If I have a model who is conveniently available for photographs, I am a super happy ducky. It's difficult to find a face that translates well into my work. Sometimes the most stunning girls don't make good references for me to draw, and sometimes I'll find a face that I don't particularly find attractive, but there is some magic about the angles that produce my perfect painting girl. However with my bestest friend, I find the best of both worlds in one human being. Here are the refs I shot recently of this lovely lady! (She will kill me for sharing them, eheheheh...)
2. Modeling for myself
Sometimes the only person available to photograph is my own little self. I used to loathe this option because I don't find my own face inspiring in the least, and it's rather hard to both pose and take the photo at the same time! However recently because the new iPhone has the mirror photo feature (in which you can see yourself and capture the image like a webcam.) This method works brilliantly well! I can be as picky, fussy, and take as long as I want when they model is me. I can declare "Gross, not that one. Try again!" without hurting anyone's feelings. And I can always replace my face with a much lovelier one. Hehe.
↓ I can't believe I'm sharing this embarrassing reference photo I took of myself. (Mostly a hand reference. O_O;)
As you can QUITE see, the photo doesn't have to be that good or amazing... as long as it's clear and big enough to use as a reference.
3. Photos from online
I continually collect photos that inspire me on my daily perusal of websites and blogs. I keep them all handy and pull them out when I need ideas or inspiration. I may practice drawing from online photos, but I don't use them exclusively for paintings. I want the idea to be my own, not someone else's (plus, you can get in trouble for direct copying of images that don't belong to you.) But they are very useful for pose, color, facial features, etc. Here are some of my fave inspirational blogs of late:
Charmaine Olivia's Tumblr
Heart in a Cage
4. Color schemes
I blogged before about Adobe Kuler helping me to pick out a cohesive color palette. I have to do this before I begin, because I'm the type of person who, during the painting process, completely forgets what I had planned and flies by the "seat of my pants." Then, the painting ends up looking quite different than I envisioned (although this is sometimes good.) Another great blog for color ideas is Decor 8. The colors in every single post are so incredibly inspiring and pop out like crazy. Here's an example of the color "map" I make before the start of every piece. This gives me a good, solid guide to what paint colors I should mix and use throughout the entire piece.
5. Lighting references
As time goes on, I get picker and picker about the type of lighting/shadows I like to depict. I used to love heavy lights and darks like Caravaggio used. However these days, I strangely prefer the flat "flash" look, or else a very delicate rim lighting. It's pretty easy to take lighting from one photo and transfer it to another face as long as the angle is similar. Try it sometime!
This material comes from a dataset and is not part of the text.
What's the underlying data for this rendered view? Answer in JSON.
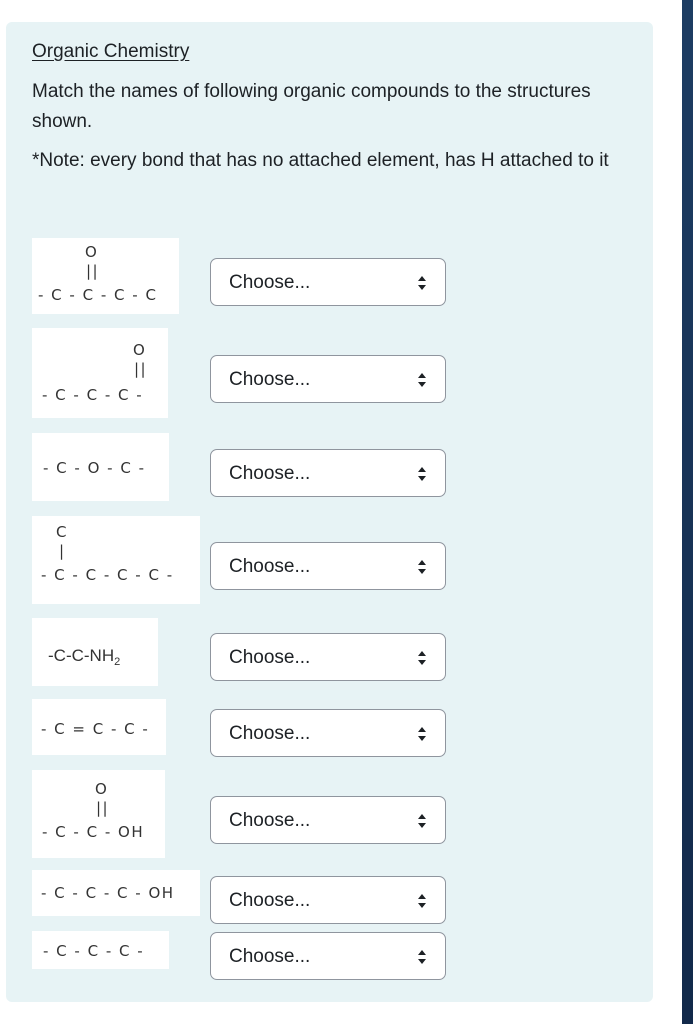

↓ This photo of model Jourdan Dunn has the most perfect rim lighting that I just adore.
↓ That photo is the lighting reference for most of my faces, even boys!